Michigan asparagus shipments have been underway for a month and should continue through the end of June from the west-central area of the state.
The Michigan Asparagus Advisory Board in Dewitt, MI notes loadings have been lagging because cool weather limited picks of asparagus fields to about 11-12 harvest sessions through late May, compared to normal tallies of 15-16.
Last year processed asparagus accounted for about 60 percent of the volume, although there is less processing demand this year. That is expected to result in more fresh shipments. One estimate has fresh shipments accounting for about 75 percent of the volume with product for processing making up the balance.
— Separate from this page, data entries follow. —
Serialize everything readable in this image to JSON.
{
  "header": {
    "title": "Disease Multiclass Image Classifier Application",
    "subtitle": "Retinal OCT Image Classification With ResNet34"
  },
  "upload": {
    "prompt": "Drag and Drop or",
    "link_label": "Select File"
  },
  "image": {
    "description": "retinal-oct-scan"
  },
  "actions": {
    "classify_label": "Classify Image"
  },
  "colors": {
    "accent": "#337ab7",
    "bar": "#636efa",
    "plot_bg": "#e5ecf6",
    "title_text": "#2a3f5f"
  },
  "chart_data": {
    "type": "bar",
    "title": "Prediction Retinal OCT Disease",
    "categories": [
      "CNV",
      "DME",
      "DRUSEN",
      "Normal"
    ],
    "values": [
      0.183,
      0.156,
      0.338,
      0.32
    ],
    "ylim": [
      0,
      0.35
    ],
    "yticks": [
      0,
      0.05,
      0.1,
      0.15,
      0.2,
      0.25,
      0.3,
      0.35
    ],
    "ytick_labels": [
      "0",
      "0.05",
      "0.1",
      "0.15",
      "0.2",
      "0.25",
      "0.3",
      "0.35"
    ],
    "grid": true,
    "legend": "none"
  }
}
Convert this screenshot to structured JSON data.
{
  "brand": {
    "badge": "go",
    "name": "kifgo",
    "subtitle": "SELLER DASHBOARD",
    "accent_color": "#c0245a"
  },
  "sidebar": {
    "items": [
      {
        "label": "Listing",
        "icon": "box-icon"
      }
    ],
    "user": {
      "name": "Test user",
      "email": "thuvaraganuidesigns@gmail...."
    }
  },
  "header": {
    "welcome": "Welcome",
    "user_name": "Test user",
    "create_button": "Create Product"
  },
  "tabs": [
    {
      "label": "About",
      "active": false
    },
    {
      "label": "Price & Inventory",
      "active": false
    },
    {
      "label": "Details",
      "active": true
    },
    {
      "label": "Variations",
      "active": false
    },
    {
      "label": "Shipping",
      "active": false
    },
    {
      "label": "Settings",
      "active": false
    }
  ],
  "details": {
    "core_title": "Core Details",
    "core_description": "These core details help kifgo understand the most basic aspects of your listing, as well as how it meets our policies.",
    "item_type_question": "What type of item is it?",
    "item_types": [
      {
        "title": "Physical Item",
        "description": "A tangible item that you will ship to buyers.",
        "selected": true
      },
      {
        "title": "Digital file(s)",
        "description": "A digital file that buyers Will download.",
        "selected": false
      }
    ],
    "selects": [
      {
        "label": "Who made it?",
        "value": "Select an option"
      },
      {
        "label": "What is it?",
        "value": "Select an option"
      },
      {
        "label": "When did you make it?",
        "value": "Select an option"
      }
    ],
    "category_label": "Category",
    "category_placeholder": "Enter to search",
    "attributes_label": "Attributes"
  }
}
The USDA census report notes Michigan’s asparagus acreage was 12,285 acres in 2017, up from 9,405 acres in 2012 and 12,127 acres in 2007. Acreage has gone down compared with 1997, when 18,266 acres of asparagus were harvested in the state. About 9,500 acres were planted this year.
Michigan’s primary competition comes from Mexico and Peru during the May to June shipping window, although imports haven’t been big this year. Last season, May volume accounted for 33 percent of total fresh shipments and June accounted for about 67 percent of total annual volume.
Michigan’s fresh shipments of 385,000 28-pound equivalent crates in 2018 compared with 421,000 crates in 2017 and 417,000 crates in 2016.
In 2018, Michigan accounted for about 32 percent of total domestic asparagus shipments, trailing Washington (49 percent), but well ahead of California (19 percent).
However, both Mexico and Peru have big year-round volume coming to the U.S., and last year May to June U.S. imports from those two countries were seven times bigger than Michigan’s shipments in those two months.